Coates’s Between the World and Me seeks to answer questions surrounding his personal experiences dealing with race, oppression, identity, and fear in the form of a letter to his son. The novel also presents ideas on how American society can improve and progress. Coates’s voice and extraordinary expression through words have remarkably impacted contemporary literature.
Black Authors Speak, Past and Present
Over the centuries, prominent Black American voices have given rise to today’s modern Black storytellers, who continue the trend to ensure their stories are told. From past to present, we celebrate these literary heroes for their moving truths and profound way of weaving together culture, experience, and etchings of history to tell their tales. During Black History Month, we raise a glass to these literary geniuses who’ve certainly imprinted upon us and forever changed literature.
I’ve known rivers:
I’ve known rivers ancient as the world and older than the flow of human blood in human veins.
My soul has grown deep like the rivers.
I bathed in the Euphrates when dawns were young.
I built my hut near the Congo and it lulled me to sleep.
I looked upon the Nile and raised the pyramids above it.
I heard the singing of the Mississippi when Abe Lincoln went down to New Orleans, and I’ve seen its muddy bosom turn all golden in the sunset.
I’ve known rivers:
Ancient, dusky rivers.
My soul has grown deep like the rivers.The Negro Speaks of Rivers, Langston Hughes
Check out the Poetry Foundation for more on Langston Hughes, Gwendolyn Brooks, and other notable poets.

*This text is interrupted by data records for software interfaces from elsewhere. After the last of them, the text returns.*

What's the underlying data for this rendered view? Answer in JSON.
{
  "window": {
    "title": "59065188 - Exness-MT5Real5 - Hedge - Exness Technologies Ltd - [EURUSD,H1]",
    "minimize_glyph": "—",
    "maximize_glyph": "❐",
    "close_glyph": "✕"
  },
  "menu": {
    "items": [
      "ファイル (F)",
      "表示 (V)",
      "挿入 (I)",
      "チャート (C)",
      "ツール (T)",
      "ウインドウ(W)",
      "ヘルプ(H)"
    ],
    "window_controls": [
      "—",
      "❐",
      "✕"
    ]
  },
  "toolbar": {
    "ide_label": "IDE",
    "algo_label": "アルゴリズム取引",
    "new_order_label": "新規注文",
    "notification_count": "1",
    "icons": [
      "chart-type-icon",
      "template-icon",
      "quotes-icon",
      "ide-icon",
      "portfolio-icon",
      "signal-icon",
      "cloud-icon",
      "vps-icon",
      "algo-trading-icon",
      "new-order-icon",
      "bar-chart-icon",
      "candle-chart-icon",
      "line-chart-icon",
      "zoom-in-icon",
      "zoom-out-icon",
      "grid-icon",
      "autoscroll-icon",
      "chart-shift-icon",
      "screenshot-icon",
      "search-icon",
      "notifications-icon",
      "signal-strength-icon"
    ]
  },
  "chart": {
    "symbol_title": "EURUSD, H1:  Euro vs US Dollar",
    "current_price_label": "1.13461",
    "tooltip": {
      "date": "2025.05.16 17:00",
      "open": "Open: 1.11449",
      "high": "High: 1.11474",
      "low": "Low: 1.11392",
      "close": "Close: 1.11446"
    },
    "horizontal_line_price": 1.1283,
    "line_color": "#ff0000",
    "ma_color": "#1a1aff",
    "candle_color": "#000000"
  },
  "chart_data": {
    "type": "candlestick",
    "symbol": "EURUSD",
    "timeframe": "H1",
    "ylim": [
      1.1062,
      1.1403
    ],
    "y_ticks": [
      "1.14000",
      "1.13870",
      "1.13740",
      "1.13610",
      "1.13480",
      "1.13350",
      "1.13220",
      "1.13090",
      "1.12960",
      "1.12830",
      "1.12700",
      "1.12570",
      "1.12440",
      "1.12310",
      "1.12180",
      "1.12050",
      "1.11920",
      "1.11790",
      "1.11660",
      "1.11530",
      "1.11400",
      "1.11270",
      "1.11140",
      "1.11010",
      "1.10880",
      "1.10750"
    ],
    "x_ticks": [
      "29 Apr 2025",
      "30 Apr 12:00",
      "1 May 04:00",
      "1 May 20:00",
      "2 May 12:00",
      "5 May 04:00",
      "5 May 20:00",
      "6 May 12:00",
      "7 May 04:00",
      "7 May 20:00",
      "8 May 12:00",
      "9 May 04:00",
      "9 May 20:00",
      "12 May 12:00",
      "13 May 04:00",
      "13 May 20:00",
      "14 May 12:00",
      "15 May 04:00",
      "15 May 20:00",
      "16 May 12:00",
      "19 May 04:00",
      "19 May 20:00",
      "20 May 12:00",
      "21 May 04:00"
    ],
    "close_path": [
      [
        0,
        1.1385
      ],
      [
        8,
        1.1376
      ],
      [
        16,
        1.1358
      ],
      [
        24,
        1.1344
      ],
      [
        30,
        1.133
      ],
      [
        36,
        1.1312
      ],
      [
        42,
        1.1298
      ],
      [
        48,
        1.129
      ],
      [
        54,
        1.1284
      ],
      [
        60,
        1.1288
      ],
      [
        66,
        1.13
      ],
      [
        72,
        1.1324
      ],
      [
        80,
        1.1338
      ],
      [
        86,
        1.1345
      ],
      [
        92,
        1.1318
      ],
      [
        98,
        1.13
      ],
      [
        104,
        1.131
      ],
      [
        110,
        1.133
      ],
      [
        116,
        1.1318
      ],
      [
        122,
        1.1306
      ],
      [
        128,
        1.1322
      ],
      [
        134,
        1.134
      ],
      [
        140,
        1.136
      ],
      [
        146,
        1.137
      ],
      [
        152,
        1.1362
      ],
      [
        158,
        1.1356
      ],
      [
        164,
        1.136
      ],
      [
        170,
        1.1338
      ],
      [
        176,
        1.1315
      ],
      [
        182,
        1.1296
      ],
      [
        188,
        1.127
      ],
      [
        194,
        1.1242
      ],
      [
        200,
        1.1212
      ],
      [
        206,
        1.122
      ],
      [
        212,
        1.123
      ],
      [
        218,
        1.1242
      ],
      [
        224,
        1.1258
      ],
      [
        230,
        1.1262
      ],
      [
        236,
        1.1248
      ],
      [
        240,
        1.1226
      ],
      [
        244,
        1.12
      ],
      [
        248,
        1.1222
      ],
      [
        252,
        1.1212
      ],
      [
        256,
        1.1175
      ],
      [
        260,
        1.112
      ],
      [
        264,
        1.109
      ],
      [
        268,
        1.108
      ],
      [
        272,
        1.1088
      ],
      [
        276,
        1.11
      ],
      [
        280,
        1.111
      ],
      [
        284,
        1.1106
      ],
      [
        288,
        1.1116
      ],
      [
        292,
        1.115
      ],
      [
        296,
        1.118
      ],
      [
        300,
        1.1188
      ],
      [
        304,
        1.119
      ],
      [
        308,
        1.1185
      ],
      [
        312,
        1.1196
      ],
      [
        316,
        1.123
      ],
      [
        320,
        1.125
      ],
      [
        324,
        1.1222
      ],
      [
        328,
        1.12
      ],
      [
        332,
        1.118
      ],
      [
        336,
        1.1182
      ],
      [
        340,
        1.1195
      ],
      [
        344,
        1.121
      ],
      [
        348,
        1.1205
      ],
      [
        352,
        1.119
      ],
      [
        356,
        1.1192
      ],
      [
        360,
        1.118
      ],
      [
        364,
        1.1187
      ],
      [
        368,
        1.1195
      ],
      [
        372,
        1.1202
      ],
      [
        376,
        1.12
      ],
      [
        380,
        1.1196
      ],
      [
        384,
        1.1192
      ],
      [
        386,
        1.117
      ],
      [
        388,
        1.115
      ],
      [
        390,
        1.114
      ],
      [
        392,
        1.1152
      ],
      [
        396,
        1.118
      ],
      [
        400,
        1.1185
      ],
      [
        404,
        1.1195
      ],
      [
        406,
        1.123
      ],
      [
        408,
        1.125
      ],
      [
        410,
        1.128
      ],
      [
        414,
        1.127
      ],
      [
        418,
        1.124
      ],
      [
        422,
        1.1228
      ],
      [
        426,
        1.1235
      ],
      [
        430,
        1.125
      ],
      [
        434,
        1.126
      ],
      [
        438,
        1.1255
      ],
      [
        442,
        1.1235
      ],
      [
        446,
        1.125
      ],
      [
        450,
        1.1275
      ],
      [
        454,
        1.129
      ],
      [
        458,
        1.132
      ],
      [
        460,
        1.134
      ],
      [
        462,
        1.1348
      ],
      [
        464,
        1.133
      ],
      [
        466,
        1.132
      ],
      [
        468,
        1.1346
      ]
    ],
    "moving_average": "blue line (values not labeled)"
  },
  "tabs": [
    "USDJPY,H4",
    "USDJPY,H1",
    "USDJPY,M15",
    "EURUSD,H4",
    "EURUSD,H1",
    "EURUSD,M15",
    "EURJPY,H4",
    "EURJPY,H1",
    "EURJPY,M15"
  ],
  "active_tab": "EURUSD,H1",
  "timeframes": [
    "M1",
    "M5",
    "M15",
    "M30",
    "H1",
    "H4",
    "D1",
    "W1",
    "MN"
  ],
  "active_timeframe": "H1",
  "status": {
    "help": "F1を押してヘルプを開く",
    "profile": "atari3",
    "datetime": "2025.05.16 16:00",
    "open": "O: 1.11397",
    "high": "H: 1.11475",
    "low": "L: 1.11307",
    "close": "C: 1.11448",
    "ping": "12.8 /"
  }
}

Want to learn more about other Black authors that have changed literature? Click here.
Be sure to peruse our Diversifying Your TBR: Beautiful Black Voices in Literature bookshelf on Bookshop.org.